PPS is working to support communities to create great destinations through the LQC process. Our demonstration projects draw upon local assets and people to transform underutilized urban spaces into exciting laboratories that reward citizens with authentic places and provide a boost to areas in need. These projects provide a powerful means of translating stakeholder visioning into physical reality.
PPS can help implement a wide range of low-cost, high-impact interventions:
Ranging from flexible seating to book and game kiosks, amenities provide a low-cost means to quickly inject new layers of comfort and activity. Similarly, rotating public art, particularly if it is interactive, can quickly transform a space and provide a unique means for encouraging return visitation.
San Francisco’s Cannery Row combines flexible, adaptive reuse with in-depth management and programming to become a great public destination. Temporary public art creates a changing identity for a space that compels return visits. The redesign of Bryant Park, one of PPS’s first projects, has resulted in one of the most-used urban parks in the world. It is the flexible amenities that allow the space to evolve and draw visitors again and again.
Events provide a creative platform to build momentum, showcase local talent and build new partnerships. These events can evolve into ongoing interventions that provide experimental means of testing the community vision and adapting design and programming based upon user observation and evaluations.
Streets and sidewalks compose approximately 80% of a city’s public space. Temporary street closures enable communities to envision new possibilities for these often overlooked assets. Reclaimed materials for reclaimed spaces: Shipping pallets create a potluck dinner table under a raised freeway in Brooklyn, N.Y. Creative partnerships: Working with a local landscape store, a temporary park can be created in the middle of the street at no cost.
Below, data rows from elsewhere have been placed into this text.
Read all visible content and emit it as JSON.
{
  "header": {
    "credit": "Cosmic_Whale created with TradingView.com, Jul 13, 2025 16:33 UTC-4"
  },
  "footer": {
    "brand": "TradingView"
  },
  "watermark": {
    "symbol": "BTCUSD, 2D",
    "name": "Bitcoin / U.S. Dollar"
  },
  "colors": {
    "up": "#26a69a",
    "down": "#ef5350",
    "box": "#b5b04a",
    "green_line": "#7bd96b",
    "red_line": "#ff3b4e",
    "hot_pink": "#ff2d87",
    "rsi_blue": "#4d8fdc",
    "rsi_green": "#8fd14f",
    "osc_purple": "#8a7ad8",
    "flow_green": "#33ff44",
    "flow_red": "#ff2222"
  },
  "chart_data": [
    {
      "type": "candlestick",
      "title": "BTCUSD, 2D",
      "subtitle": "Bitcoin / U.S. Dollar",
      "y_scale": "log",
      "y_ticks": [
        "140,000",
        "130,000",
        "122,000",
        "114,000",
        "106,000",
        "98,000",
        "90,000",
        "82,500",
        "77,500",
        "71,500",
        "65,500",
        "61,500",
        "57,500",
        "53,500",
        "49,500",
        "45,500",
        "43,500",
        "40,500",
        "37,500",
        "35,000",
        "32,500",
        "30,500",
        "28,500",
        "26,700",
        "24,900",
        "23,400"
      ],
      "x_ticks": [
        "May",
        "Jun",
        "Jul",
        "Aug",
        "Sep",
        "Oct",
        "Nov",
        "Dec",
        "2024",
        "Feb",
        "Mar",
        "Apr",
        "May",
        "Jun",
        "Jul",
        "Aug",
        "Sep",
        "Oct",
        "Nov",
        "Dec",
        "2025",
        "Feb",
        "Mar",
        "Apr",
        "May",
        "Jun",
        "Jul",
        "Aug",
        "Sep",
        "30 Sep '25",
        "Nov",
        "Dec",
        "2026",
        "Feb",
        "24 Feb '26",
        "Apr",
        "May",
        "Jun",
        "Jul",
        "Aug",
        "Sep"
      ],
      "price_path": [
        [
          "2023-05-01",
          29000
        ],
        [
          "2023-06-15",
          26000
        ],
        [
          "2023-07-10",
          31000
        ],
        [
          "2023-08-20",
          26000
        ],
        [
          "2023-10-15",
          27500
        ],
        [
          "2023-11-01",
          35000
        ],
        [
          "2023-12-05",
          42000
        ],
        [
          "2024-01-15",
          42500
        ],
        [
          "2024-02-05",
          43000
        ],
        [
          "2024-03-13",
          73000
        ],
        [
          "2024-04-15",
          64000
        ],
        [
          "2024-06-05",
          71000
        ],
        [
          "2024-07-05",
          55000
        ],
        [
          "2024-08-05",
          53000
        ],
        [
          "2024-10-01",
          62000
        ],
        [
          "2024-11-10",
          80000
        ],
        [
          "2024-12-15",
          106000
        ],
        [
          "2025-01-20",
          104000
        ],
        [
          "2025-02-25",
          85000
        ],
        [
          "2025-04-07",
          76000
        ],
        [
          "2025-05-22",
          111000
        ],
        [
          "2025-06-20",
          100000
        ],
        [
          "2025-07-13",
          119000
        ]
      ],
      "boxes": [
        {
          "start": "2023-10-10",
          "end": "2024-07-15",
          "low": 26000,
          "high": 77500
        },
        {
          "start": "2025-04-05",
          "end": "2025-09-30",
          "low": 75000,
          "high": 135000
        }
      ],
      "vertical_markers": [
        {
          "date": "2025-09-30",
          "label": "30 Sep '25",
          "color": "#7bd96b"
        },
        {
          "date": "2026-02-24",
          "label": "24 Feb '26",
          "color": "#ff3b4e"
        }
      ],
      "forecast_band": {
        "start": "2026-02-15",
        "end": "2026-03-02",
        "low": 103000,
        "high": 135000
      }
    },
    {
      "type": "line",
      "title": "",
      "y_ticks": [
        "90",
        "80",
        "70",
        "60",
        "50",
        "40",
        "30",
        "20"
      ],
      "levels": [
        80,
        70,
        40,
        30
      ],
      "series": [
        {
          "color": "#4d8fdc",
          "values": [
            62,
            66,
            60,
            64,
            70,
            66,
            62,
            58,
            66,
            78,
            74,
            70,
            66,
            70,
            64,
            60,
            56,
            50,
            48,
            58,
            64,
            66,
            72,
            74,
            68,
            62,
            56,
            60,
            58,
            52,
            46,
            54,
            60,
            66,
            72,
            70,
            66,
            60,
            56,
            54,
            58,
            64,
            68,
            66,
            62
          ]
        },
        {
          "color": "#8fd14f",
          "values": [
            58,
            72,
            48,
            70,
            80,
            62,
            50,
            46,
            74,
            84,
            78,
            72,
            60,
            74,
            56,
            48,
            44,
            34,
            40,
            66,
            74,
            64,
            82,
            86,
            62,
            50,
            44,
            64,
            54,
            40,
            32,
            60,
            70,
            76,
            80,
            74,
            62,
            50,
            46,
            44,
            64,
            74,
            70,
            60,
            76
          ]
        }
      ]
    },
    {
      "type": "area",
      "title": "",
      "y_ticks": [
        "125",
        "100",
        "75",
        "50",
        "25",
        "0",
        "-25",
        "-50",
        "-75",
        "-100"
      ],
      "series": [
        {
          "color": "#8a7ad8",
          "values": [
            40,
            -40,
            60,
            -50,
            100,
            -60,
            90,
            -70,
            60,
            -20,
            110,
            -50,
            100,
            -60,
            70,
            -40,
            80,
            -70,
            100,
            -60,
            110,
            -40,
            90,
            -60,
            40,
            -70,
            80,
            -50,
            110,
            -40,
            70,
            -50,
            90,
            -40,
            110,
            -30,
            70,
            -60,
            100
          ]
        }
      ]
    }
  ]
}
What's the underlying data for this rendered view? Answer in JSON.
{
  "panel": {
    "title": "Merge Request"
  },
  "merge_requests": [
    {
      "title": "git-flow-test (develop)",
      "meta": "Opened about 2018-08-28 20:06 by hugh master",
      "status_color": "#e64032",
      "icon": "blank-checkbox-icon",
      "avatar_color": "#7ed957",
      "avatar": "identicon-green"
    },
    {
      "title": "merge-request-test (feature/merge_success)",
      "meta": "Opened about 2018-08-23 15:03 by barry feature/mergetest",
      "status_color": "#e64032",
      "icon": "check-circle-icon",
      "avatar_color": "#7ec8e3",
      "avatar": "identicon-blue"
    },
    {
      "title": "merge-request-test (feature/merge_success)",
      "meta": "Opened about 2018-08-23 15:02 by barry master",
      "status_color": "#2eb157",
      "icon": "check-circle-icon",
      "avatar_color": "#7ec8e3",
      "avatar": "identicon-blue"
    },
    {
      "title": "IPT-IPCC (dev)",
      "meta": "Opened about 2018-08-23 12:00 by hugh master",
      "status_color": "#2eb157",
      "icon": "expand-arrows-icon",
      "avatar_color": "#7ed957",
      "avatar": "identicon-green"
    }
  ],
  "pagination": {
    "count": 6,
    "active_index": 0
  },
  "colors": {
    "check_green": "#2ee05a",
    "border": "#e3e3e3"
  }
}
As an alternative to capital-intensive construction, adaptive reuse and temporary structures enable significant transformation with relatively minimal cost. LQC Light Development can transform underutilized spaces and a district’s identity, as well as attract more partners for long-term transformation. Existing buildings can be given a facelift; sheds, shipping containers and tensile structures can enable creative new uses.
Brooklyn’s Pier 1 Pop-Up Park served as an interim low-cost, multiuse destination until a more capital-intensive park was created. Rather than redeveloping, Britain’s Camden Lock painted facades and transformed the ground floors of historic buildings to create a unique attraction. Granville Island, one of Canada’s biggest tourist draws, is also cherished by locals for the authenticity preserved through low-cost of adaptive reuse of former industrial structures.
PPS works with local stakeholders (often including city staff) to begin building capacity and excitement. Together we identify the potential opportunities, partners, and talent. We help you establish a local task force to shepherd the campaign and implementation.
A short-term action plan becomes a road map for the local task force to use. It often includes resources like amenities, suggested events and event layouts, and can include quick studies for various types of markets.
A medium and long term strategic plan translates the short-term interventions into a more mature vision and becomes a guiding framework for future development and investment. It also becomes a tool to attract additional partners. These plans could encompass: